[Start of section]

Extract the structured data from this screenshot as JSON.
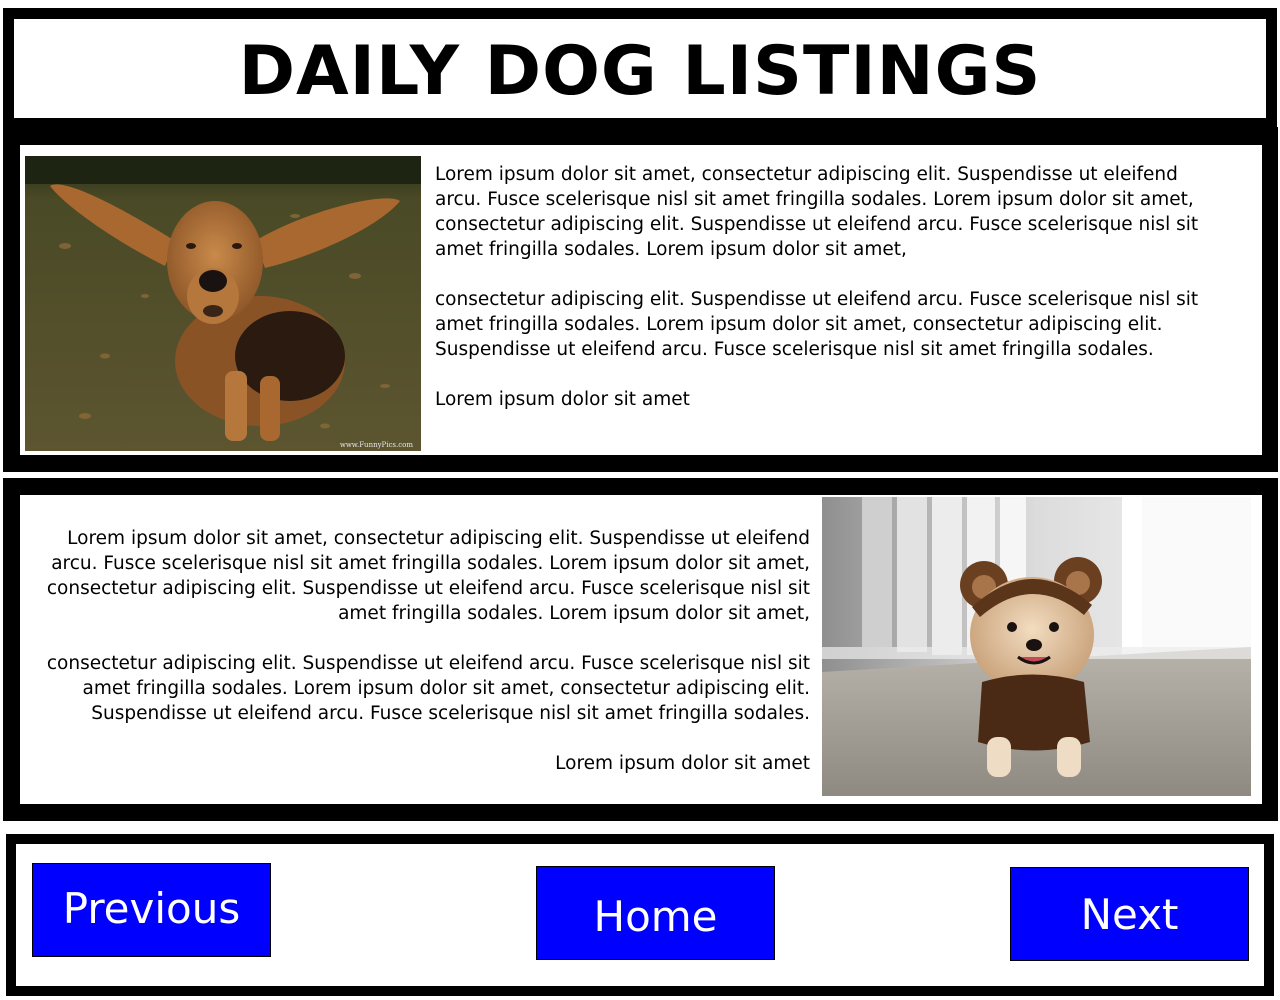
{
  "header": {
    "title": "DAILY DOG LISTINGS"
  },
  "listings": [
    {
      "photo_icon": "bloodhound-photo",
      "watermark": "www.FunnyPics.com",
      "paragraphs": [
        "Lorem ipsum dolor sit amet, consectetur adipiscing elit. Suspendisse ut eleifend arcu. Fusce scelerisque nisl sit amet fringilla sodales. Lorem ipsum dolor sit amet, consectetur adipiscing elit. Suspendisse ut eleifend arcu. Fusce scelerisque nisl sit amet fringilla sodales. Lorem ipsum dolor sit amet,",
        "consectetur adipiscing elit. Suspendisse ut eleifend arcu. Fusce scelerisque nisl sit amet fringilla sodales. Lorem ipsum dolor sit amet, consectetur adipiscing elit. Suspendisse ut eleifend arcu. Fusce scelerisque nisl sit amet fringilla sodales.",
        "Lorem ipsum dolor sit amet"
      ]
    },
    {
      "photo_icon": "pomeranian-photo",
      "paragraphs": [
        "Lorem ipsum dolor sit amet, consectetur adipiscing elit. Suspendisse ut eleifend arcu. Fusce scelerisque nisl sit amet fringilla sodales. Lorem ipsum dolor sit amet, consectetur adipiscing elit. Suspendisse ut eleifend arcu. Fusce scelerisque nisl sit amet fringilla sodales. Lorem ipsum dolor sit amet,",
        "consectetur adipiscing elit. Suspendisse ut eleifend arcu. Fusce scelerisque nisl sit amet fringilla sodales. Lorem ipsum dolor sit amet, consectetur adipiscing elit. Suspendisse ut eleifend arcu. Fusce scelerisque nisl sit amet fringilla sodales.",
        "Lorem ipsum dolor sit amet"
      ]
    }
  ],
  "nav": {
    "previous_label": "Previous",
    "home_label": "Home",
    "next_label": "Next"
  },
  "colors": {
    "button_bg": "#0000ff",
    "frame": "#000000"
  }
}
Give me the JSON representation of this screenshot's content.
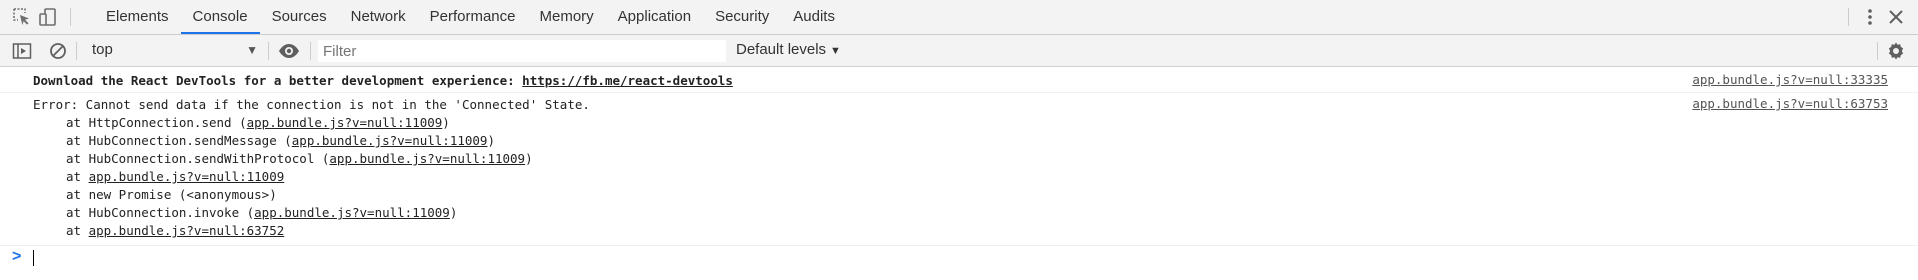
{
  "tabs": [
    {
      "label": "Elements",
      "active": false
    },
    {
      "label": "Console",
      "active": true
    },
    {
      "label": "Sources",
      "active": false
    },
    {
      "label": "Network",
      "active": false
    },
    {
      "label": "Performance",
      "active": false
    },
    {
      "label": "Memory",
      "active": false
    },
    {
      "label": "Application",
      "active": false
    },
    {
      "label": "Security",
      "active": false
    },
    {
      "label": "Audits",
      "active": false
    }
  ],
  "icons": {
    "inspect": "inspect-element-icon",
    "device": "device-toolbar-icon",
    "more": "more-vertical-icon",
    "close": "close-icon",
    "sidebar": "sidebar-toggle-icon",
    "clear": "clear-console-icon",
    "eye": "live-expression-icon",
    "settings": "gear-icon"
  },
  "toolbar": {
    "context": "top",
    "filter_placeholder": "Filter",
    "levels": "Default levels"
  },
  "messages": [
    {
      "text": "Download the React DevTools for a better development experience: ",
      "link": "https://fb.me/react-devtools",
      "source": "app.bundle.js?v=null:33335"
    },
    {
      "error": "Error: Cannot send data if the connection is not in the 'Connected' State.",
      "source": "app.bundle.js?v=null:63753",
      "stack": [
        {
          "pre": "at HttpConnection.send (",
          "link": "app.bundle.js?v=null:11009",
          "post": ")"
        },
        {
          "pre": "at HubConnection.sendMessage (",
          "link": "app.bundle.js?v=null:11009",
          "post": ")"
        },
        {
          "pre": "at HubConnection.sendWithProtocol (",
          "link": "app.bundle.js?v=null:11009",
          "post": ")"
        },
        {
          "pre": "at ",
          "link": "app.bundle.js?v=null:11009",
          "post": ""
        },
        {
          "pre": "at new Promise (<anonymous>)",
          "link": "",
          "post": ""
        },
        {
          "pre": "at HubConnection.invoke (",
          "link": "app.bundle.js?v=null:11009",
          "post": ")"
        },
        {
          "pre": "at ",
          "link": "app.bundle.js?v=null:63752",
          "post": ""
        }
      ]
    }
  ],
  "prompt": ">"
}
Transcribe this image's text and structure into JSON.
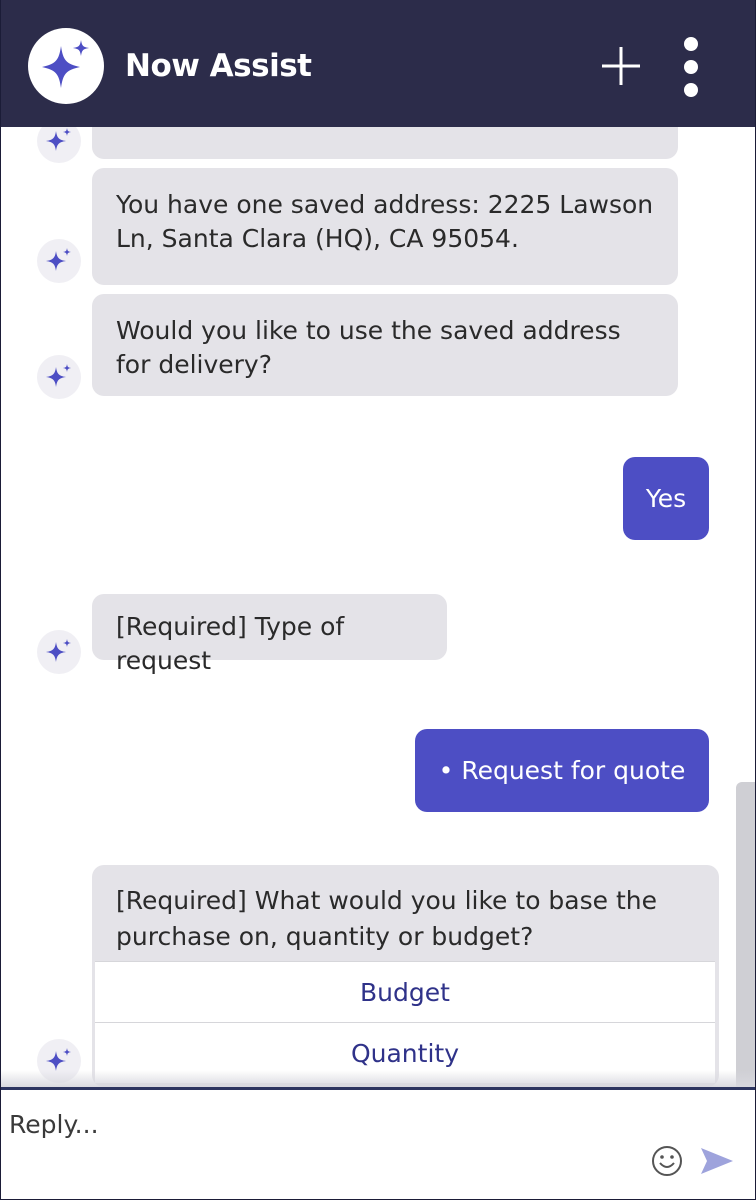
{
  "header": {
    "title": "Now Assist",
    "bg_color": "#2c2c4a",
    "icons": {
      "logo": "sparkle-icon",
      "new_chat": "plus-icon",
      "menu": "kebab-menu-icon"
    }
  },
  "messages": [
    {
      "from": "assistant",
      "text": "You have one saved address: 2225 Lawson Ln, Santa Clara (HQ), CA 95054."
    },
    {
      "from": "assistant",
      "text": "Would you like to use the saved address for delivery?"
    },
    {
      "from": "user",
      "text": "Yes"
    },
    {
      "from": "assistant",
      "text": "[Required] Type of request"
    },
    {
      "from": "user",
      "text": "• Request for quote"
    },
    {
      "from": "assistant",
      "text": "[Required] What would you like to base the purchase on, quantity or budget?",
      "options": [
        "Budget",
        "Quantity"
      ]
    }
  ],
  "composer": {
    "placeholder": "Reply...",
    "icons": [
      "smiley-icon",
      "send-icon"
    ]
  },
  "colors": {
    "accent": "#4d4ec4",
    "bubble_bg": "#e4e3e8",
    "option_text": "#2f3289"
  }
}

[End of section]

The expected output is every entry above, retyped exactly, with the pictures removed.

Extract the structured data from this screenshot as JSON.
{
  "header": {
    "title": "DAILY DOG LISTINGS"
  },
  "listings": [
    {
      "photo_icon": "bloodhound-photo",
      "watermark": "www.FunnyPics.com",
      "paragraphs": [
        "Lorem ipsum dolor sit amet, consectetur adipiscing elit. Suspendisse ut eleifend arcu. Fusce scelerisque nisl sit amet fringilla sodales. Lorem ipsum dolor sit amet, consectetur adipiscing elit. Suspendisse ut eleifend arcu. Fusce scelerisque nisl sit amet fringilla sodales. Lorem ipsum dolor sit amet,",
        "consectetur adipiscing elit. Suspendisse ut eleifend arcu. Fusce scelerisque nisl sit amet fringilla sodales. Lorem ipsum dolor sit amet, consectetur adipiscing elit. Suspendisse ut eleifend arcu. Fusce scelerisque nisl sit amet fringilla sodales.",
        "Lorem ipsum dolor sit amet"
      ]
    },
    {
      "photo_icon": "pomeranian-photo",
      "paragraphs": [
        "Lorem ipsum dolor sit amet, consectetur adipiscing elit. Suspendisse ut eleifend arcu. Fusce scelerisque nisl sit amet fringilla sodales. Lorem ipsum dolor sit amet, consectetur adipiscing elit. Suspendisse ut eleifend arcu. Fusce scelerisque nisl sit amet fringilla sodales. Lorem ipsum dolor sit amet,",
        "consectetur adipiscing elit. Suspendisse ut eleifend arcu. Fusce scelerisque nisl sit amet fringilla sodales. Lorem ipsum dolor sit amet, consectetur adipiscing elit. Suspendisse ut eleifend arcu. Fusce scelerisque nisl sit amet fringilla sodales.",
        "Lorem ipsum dolor sit amet"
      ]
    }
  ],
  "nav": {
    "previous_label": "Previous",
    "home_label": "Home",
    "next_label": "Next"
  },
  "colors": {
    "button_bg": "#0000ff",
    "frame": "#000000"
  }
}
Give me the JSON representation of this screenshot's content.
{
  "tabs": [
    {
      "label": "Elements",
      "active": false
    },
    {
      "label": "Console",
      "active": true
    },
    {
      "label": "Sources",
      "active": false
    },
    {
      "label": "Network",
      "active": false
    },
    {
      "label": "Performance",
      "active": false
    },
    {
      "label": "Memory",
      "active": false
    },
    {
      "label": "Application",
      "active": false
    },
    {
      "label": "Security",
      "active": false
    },
    {
      "label": "Audits",
      "active": false
    }
  ],
  "icons": {
    "inspect": "inspect-element-icon",
    "device": "device-toolbar-icon",
    "more": "more-vertical-icon",
    "close": "close-icon",
    "sidebar": "sidebar-toggle-icon",
    "clear": "clear-console-icon",
    "eye": "live-expression-icon",
    "settings": "gear-icon"
  },
  "toolbar": {
    "context": "top",
    "filter_placeholder": "Filter",
    "levels": "Default levels"
  },
  "messages": [
    {
      "text": "Download the React DevTools for a better development experience: ",
      "link": "https://fb.me/react-devtools",
      "source": "app.bundle.js?v=null:33335"
    },
    {
      "error": "Error: Cannot send data if the connection is not in the 'Connected' State.",
      "source": "app.bundle.js?v=null:63753",
      "stack": [
        {
          "pre": "at HttpConnection.send (",
          "link": "app.bundle.js?v=null:11009",
          "post": ")"
        },
        {
          "pre": "at HubConnection.sendMessage (",
          "link": "app.bundle.js?v=null:11009",
          "post": ")"
        },
        {
          "pre": "at HubConnection.sendWithProtocol (",
          "link": "app.bundle.js?v=null:11009",
          "post": ")"
        },
        {
          "pre": "at ",
          "link": "app.bundle.js?v=null:11009",
          "post": ""
        },
        {
          "pre": "at new Promise (<anonymous>)",
          "link": "",
          "post": ""
        },
        {
          "pre": "at HubConnection.invoke (",
          "link": "app.bundle.js?v=null:11009",
          "post": ")"
        },
        {
          "pre": "at ",
          "link": "app.bundle.js?v=null:63752",
          "post": ""
        }
      ]
    }
  ],
  "prompt": ">"
}
Transcribe this image's text and structure into JSON.
{
  "header": {
    "title": "Now Assist",
    "bg_color": "#2c2c4a",
    "icons": {
      "logo": "sparkle-icon",
      "new_chat": "plus-icon",
      "menu": "kebab-menu-icon"
    }
  },
  "messages": [
    {
      "from": "assistant",
      "text": "You have one saved address: 2225 Lawson Ln, Santa Clara (HQ), CA 95054."
    },
    {
      "from": "assistant",
      "text": "Would you like to use the saved address for delivery?"
    },
    {
      "from": "user",
      "text": "Yes"
    },
    {
      "from": "assistant",
      "text": "[Required] Type of request"
    },
    {
      "from": "user",
      "text": "• Request for quote"
    },
    {
      "from": "assistant",
      "text": "[Required] What would you like to base the purchase on, quantity or budget?",
      "options": [
        "Budget",
        "Quantity"
      ]
    }
  ],
  "composer": {
    "placeholder": "Reply...",
    "icons": [
      "smiley-icon",
      "send-icon"
    ]
  },
  "colors": {
    "accent": "#4d4ec4",
    "bubble_bg": "#e4e3e8",
    "option_text": "#2f3289"
  }
}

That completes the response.